Tellinghuisen receives nanoscience center’s Distinguished Service Award

Sandra Rosenthal, left, presents Pat Tellinghuisen with the VINSE Distinguished Service Award Sept. 19. (David Salisbury)

In recognition of the extraordinary success of the Vanderbilt Student Volunteers for Science (VSVS), which she coordinates, Pat Tellinghuisen is this year’s recipient of the Vanderbilt Institute of Nanoscale Science and Engineering’s (VINSE) Distinguished Service Award.

The inscription on the award announced last week reads, “For your dedication to the VINSE–VSVS partnership to expand outreach to rural communities”

VSVS was founded in 1994, and Tellinghuisen serves as its program director and faculty adviser. The VINSE Rural Partnership with the VSVS program began in 2012 under the auspices of a National Science Foundation grant designed to bring hands-on science activities to rural middle-school students who live in counties that cannot afford such activities for their students.

VSVS created a series of self-contained kits with all the necessary components for a class of 25 to do hands-on science experiments. In the beginning, graduate students took the kits out to the rural communities, but organizers quickly realized they could reach only a limited number of rural schools in this fashion. So Tellinghuisen—working with Sarah Satterwhite, VINSE program and outreach coordinator—created the Rural Teacher Training Program, which brings grade-school teachers to Vanderbilt twice a year to train them to use the kits, which they then take back to their schools.

“The VINSE–VSVS partnership became a shining star of the National Science Foundation’s TN-SCORE [Tennessee Solar Conversion and Storage using Outreach, Research and Education program],” said VINSE Director Sandra Rosenthal, the Jack and Pamela Egan Professor of Chemistry, when announcing the award Sept. 19.

According to Rosenthal, the program’s staff is currently working with 47 teachers in five counties, and this fall they prepared 263 lessons for 5,680 students in grades 6–8. Since the beginning, the program has partnered with 131 teachers in seven counties, preparing 1,484 kits that have been used by 27,600 students.

“For a little more than 20 years, Pat’s VSVS program has had an enormous impact on the schools in Tennessee and on Vanderbilt undergraduates,” said Rosenthal. “This year marks the 12th consecutive year Vanderbilt Student Volunteers for Science has had more than 600 student volunteers, making it the largest student organization on campus. Pat’s VSVS program has provided more than 100,000 students with hands-on science. It’s thrilling to imagine how many chemists, physicists, geologists, engineers and, perhaps most important, new science teachers were first inspired by doing one of Pat’s kits.”

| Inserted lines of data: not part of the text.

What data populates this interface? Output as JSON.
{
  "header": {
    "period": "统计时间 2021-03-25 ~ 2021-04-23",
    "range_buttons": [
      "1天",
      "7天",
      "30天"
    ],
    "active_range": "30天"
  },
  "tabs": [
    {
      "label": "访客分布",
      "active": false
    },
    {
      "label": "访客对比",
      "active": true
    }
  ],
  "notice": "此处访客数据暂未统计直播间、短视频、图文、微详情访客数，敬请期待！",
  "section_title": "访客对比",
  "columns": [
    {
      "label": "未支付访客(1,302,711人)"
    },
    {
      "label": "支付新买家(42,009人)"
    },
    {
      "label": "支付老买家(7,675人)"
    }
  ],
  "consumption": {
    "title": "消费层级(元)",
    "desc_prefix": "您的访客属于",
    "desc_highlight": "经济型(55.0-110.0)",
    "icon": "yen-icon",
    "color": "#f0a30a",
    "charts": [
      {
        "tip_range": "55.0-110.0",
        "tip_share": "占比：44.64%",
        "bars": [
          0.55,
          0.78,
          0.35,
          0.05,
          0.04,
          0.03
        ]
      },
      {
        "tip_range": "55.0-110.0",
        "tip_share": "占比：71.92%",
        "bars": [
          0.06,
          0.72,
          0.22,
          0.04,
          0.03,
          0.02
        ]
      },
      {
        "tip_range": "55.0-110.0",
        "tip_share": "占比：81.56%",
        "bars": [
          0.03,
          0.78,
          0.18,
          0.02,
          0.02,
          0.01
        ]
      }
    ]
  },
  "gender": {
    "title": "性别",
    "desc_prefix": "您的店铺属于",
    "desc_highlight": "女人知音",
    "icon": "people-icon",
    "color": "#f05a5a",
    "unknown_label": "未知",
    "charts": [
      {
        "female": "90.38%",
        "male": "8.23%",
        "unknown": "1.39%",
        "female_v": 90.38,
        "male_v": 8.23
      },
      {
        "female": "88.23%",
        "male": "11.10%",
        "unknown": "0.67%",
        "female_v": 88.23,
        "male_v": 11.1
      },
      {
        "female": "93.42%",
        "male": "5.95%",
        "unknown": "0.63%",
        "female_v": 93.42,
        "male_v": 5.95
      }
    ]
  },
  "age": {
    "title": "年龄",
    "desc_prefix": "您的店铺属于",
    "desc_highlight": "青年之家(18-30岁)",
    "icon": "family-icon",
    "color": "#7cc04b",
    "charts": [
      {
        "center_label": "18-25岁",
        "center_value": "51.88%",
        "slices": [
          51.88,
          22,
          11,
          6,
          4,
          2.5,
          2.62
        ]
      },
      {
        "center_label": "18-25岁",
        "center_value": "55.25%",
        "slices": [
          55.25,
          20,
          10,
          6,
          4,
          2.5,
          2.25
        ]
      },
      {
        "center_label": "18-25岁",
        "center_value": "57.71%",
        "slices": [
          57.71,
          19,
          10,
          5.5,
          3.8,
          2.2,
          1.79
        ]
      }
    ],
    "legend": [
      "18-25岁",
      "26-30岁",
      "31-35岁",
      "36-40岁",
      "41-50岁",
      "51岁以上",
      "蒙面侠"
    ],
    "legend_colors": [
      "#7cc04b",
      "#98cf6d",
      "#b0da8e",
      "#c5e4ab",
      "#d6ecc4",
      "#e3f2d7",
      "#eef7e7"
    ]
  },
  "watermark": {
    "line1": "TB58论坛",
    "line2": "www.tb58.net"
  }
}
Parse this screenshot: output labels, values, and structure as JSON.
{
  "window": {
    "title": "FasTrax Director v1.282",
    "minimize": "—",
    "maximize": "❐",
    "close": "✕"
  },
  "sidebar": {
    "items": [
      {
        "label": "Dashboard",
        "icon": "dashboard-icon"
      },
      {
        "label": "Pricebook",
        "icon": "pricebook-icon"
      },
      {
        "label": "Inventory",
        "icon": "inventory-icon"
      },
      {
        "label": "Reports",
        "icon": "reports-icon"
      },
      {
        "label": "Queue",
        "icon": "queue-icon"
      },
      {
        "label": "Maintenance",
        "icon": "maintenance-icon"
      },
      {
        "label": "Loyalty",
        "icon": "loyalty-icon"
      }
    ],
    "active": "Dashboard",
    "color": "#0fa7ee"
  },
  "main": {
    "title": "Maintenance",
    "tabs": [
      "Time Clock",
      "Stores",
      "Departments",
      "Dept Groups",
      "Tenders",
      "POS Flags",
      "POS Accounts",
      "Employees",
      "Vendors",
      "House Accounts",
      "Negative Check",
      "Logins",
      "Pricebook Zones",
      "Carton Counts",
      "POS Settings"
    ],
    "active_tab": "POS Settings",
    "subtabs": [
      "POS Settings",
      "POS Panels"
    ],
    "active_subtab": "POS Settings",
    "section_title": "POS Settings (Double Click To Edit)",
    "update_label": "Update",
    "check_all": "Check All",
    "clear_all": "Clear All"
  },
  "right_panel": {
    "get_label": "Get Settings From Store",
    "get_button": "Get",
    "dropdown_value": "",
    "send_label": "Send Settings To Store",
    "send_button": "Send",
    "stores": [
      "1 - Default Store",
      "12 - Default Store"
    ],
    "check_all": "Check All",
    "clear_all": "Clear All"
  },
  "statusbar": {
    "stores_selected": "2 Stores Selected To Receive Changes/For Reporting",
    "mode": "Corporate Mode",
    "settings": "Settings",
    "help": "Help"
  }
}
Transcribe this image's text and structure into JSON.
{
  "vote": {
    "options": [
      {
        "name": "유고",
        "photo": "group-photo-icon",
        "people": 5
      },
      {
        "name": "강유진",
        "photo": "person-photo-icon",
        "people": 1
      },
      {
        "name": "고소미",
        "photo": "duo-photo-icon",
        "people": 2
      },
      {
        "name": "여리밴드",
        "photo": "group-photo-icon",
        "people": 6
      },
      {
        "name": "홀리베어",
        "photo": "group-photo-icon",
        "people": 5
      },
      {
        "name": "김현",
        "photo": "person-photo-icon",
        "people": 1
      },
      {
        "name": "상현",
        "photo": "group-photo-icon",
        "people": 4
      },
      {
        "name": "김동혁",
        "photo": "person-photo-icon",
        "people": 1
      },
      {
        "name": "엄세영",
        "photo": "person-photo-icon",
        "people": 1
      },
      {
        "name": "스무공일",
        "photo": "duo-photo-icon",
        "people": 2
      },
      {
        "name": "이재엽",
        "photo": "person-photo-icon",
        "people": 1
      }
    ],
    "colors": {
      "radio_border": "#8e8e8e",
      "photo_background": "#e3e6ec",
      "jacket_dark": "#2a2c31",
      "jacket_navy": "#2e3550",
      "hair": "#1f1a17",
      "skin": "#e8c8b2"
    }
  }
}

Growth in numbers of VSVS student volunteers since its inception in 1994. (From VSVS Annual Report, 2017)